Now you must understand that in my younger days I was fascinated with the ‘end-times’ and all of the hype that goes along with it. I grew up in the 70’s (I was born in 666; no really, June of 1966) when the fascination with world events and the apparent fulfillment of everything was right at the door. I read dozens of books as a youth and sought to inquire into the fulfillment of the book of Revelation and the end-times sermons of Jesus. I even spent hours in local library one day to determine if there was an increase in the number and frequency of earthquakes in the last century: after all, that would have been a clear sign of the imminent return of Christ.
Problems began to surface for me along two lines. First, I began to conclude that there were tremendous disagreements among the popular writers over the meaning of Revelation. And I felt uneasy in my heart as a grappled with these things. Who should I trust? I grew less and less confident in what I was reading, hearing, and believing.
The second problem was that by the mid-1980’s many of the prophecies that I had been confident were being fulfilled among us never seemed to actually come to pass. By the time 1989 came around, I was totally disillusioned. The Berlin Wall and the Iron Curtain fell.
The problem was more than just certain prophecies were not being fulfilled as I had come to expect. The problem was that things were moving in the opposite direction. The Soviets were not about to invade the Middle East and start Armageddon as I was assured would happen. They were suddenly more concerned with feeding their own people than with starting a war.
It was in this mild state of disillusionment, that I came to the conclusion that the book of Revelation was a mystery not to be understand by mortal man. I decided that the book of Revelation needed a blank page before it (similar to what one typically finds between the end of Malachi (the last book of the Old Testament—OT) and the beginning of Matthew (the first book of the New Testament—NT). This blank page needed to read: Do Not Trespass.
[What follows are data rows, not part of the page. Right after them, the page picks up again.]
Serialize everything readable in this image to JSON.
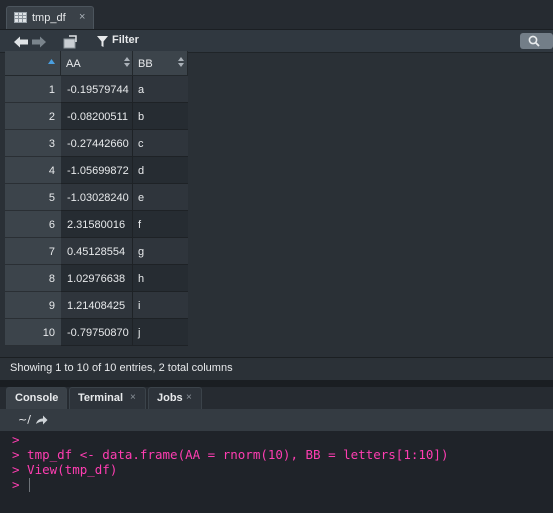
{
  "data_tab": {
    "title": "tmp_df",
    "close": "×"
  },
  "toolbar": {
    "filter_label": "Filter"
  },
  "table": {
    "columns": [
      "AA",
      "BB"
    ],
    "rows": [
      {
        "n": "1",
        "aa": "-0.19579744",
        "bb": "a"
      },
      {
        "n": "2",
        "aa": "-0.08200511",
        "bb": "b"
      },
      {
        "n": "3",
        "aa": "-0.27442660",
        "bb": "c"
      },
      {
        "n": "4",
        "aa": "-1.05699872",
        "bb": "d"
      },
      {
        "n": "5",
        "aa": "-1.03028240",
        "bb": "e"
      },
      {
        "n": "6",
        "aa": "2.31580016",
        "bb": "f"
      },
      {
        "n": "7",
        "aa": "0.45128554",
        "bb": "g"
      },
      {
        "n": "8",
        "aa": "1.02976638",
        "bb": "h"
      },
      {
        "n": "9",
        "aa": "1.21408425",
        "bb": "i"
      },
      {
        "n": "10",
        "aa": "-0.79750870",
        "bb": "j"
      }
    ]
  },
  "status": "Showing 1 to 10 of 10 entries, 2 total columns",
  "console_tabs": [
    {
      "label": "Console",
      "close": ""
    },
    {
      "label": "Terminal",
      "close": "×"
    },
    {
      "label": "Jobs",
      "close": "×"
    }
  ],
  "path": "~/",
  "console_lines": [
    ">",
    "> tmp_df <- data.frame(AA = rnorm(10), BB = letters[1:10])",
    "> View(tmp_df)",
    ">"
  ],
  "colors": {
    "accent": "#4a9fe0",
    "console_text": "#ff3db2",
    "background": "#2a3036"
  },
  "icons": [
    "table-icon",
    "back-arrow-icon",
    "forward-arrow-icon",
    "popout-icon",
    "filter-icon",
    "search-icon",
    "sort-icon",
    "share-arrow-icon"
  ]
}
My own conviction was, why bother?: no one can understand the book.
Mind you that my convictions about not reading or being able to understand the book of Revelation didn’t sit comfortably with me. For I knew that Scripture promises that all of it, which had to include the book of Revelation, was “profitable for teaching, reproof, correcting, and training in righteousness” (2 Tim 3:16). And I knew that Revelation opens with a promise of blessing for its readers, hearers, and keepers (Rev 1:3). Somehow this book was meant to be read, studied, and used by the Church. Yet, it made no sense!
The Lord, of course, has a way of messing with us. He knew I had a passion for Scripture. And here I was so disillusioned with the book of Revelation things that I wasn’t even willing to study the book anymore.
Within a few years I found myself pursuing my passion as a student of Scripture. And I was forced back into a study of the book of Revelation. After all, one cannot prepare to be a professor of the NT and somehow act as though there were only 26 books in it!
I began my studies of Revelation by consulting several volumes within some standard, trustworthy, evangelical commentaries. I had utilized volumes in these series for other books of the NT, so I determined that this might be a good place to start.
It didn’t take long to fall in love with its message. This book is awesome! I quickly learned that there was actually significant agreement among scholars as to what the book of Revelation meant. Now they certainly do not agree on all the details, but overall there is tremendous unity on the core of the message.
Most importantly, the book of Revelation was beginning to make sense. Simply put, the book of Revelation serves as a climax to the entire Biblical story. It message is simple: it is “the revelation of Jesus Christ” (Rev 1:1). The message is that Jesus Christ, the Lion, has “overcome” (Rev 5:5). And, what this means for you and me is of great importance!